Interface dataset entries
- Opening Delimiter -
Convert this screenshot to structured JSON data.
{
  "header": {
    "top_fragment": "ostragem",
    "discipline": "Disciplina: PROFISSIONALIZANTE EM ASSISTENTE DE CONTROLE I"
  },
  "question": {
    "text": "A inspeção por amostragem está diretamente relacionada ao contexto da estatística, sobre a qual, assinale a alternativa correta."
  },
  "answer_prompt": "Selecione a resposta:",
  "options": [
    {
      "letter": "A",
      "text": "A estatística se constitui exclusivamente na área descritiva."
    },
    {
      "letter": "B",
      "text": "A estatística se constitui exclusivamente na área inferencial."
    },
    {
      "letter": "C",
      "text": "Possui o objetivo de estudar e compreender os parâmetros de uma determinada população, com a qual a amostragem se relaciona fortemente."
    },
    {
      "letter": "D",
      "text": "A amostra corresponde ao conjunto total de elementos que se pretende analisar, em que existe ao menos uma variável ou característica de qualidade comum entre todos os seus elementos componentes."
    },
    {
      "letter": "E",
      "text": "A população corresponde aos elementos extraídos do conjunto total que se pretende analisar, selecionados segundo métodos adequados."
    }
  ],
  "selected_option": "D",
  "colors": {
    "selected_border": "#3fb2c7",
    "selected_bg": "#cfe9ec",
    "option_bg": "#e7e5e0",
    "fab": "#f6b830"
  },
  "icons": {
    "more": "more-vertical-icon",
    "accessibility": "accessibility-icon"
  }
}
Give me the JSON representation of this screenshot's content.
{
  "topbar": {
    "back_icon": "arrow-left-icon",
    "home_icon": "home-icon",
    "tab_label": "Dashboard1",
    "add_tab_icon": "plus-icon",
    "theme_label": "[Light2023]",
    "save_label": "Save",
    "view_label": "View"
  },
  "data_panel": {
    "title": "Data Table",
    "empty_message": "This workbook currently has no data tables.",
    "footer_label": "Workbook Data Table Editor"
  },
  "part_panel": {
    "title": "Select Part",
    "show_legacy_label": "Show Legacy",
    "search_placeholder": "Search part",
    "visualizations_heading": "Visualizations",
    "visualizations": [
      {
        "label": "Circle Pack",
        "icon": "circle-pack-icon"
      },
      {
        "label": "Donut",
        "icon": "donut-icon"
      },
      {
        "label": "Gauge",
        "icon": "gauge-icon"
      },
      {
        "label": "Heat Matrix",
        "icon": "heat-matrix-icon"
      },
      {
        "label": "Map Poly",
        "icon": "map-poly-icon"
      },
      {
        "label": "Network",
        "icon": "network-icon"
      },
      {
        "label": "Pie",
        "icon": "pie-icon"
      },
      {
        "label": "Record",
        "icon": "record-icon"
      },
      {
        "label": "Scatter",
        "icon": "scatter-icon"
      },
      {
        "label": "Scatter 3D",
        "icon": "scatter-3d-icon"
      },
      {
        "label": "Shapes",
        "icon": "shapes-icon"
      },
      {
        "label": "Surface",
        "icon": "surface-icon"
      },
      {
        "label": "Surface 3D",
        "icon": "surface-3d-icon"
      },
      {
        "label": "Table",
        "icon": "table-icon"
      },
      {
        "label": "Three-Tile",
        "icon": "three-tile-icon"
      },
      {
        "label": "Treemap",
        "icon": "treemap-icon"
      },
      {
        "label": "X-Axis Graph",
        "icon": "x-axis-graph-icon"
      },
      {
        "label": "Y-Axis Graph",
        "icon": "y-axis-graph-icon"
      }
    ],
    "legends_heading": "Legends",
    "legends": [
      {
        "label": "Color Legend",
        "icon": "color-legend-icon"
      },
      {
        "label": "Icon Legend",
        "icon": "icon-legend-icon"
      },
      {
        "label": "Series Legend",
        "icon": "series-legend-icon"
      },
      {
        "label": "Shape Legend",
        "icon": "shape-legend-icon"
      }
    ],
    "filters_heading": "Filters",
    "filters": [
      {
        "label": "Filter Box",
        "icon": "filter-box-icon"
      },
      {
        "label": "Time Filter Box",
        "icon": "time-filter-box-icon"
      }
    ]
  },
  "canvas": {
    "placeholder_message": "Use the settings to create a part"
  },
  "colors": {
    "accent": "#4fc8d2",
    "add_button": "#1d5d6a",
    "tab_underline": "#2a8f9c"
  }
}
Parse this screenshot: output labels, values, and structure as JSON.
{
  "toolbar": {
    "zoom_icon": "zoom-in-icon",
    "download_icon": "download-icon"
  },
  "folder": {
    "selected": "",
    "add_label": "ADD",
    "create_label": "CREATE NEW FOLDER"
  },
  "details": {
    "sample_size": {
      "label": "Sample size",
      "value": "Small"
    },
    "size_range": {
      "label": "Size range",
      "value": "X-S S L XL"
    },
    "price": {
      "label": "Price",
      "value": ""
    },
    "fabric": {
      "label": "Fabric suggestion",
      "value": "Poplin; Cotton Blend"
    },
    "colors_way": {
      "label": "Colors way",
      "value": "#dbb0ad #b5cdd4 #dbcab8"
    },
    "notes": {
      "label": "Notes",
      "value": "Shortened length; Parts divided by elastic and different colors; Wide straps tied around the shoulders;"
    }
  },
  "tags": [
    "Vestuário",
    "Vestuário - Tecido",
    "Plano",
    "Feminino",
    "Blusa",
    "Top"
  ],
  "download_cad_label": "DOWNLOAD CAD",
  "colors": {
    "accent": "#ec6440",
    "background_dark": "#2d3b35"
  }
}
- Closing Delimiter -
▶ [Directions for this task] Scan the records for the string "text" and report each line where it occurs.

▶ [The answer]
    "text": "A inspeção por amostragem está diretamente relacionada ao contexto da estatística, sobre a qual, assinale a alternativa correta."
      "text": "A estatística se constitui exclusivamente na área descritiva."
      "text": "A estatística se constitui exclusivamente na área inferencial."
      "text": "Possui o objetivo de estudar e compreender os parâmetros de uma determinada população, com a qual a amostragem se relaciona fortemente."
      "text": "A amostra corresponde ao conjunto total de elementos que se pretende analisar, em que existe ao menos uma variável ou característica de qualidade comum entre todos os seus elementos componentes."
      "text": "A população corresponde aos elementos extraídos do conjunto total que se pretende analisar, selecionados segundo métodos adequados."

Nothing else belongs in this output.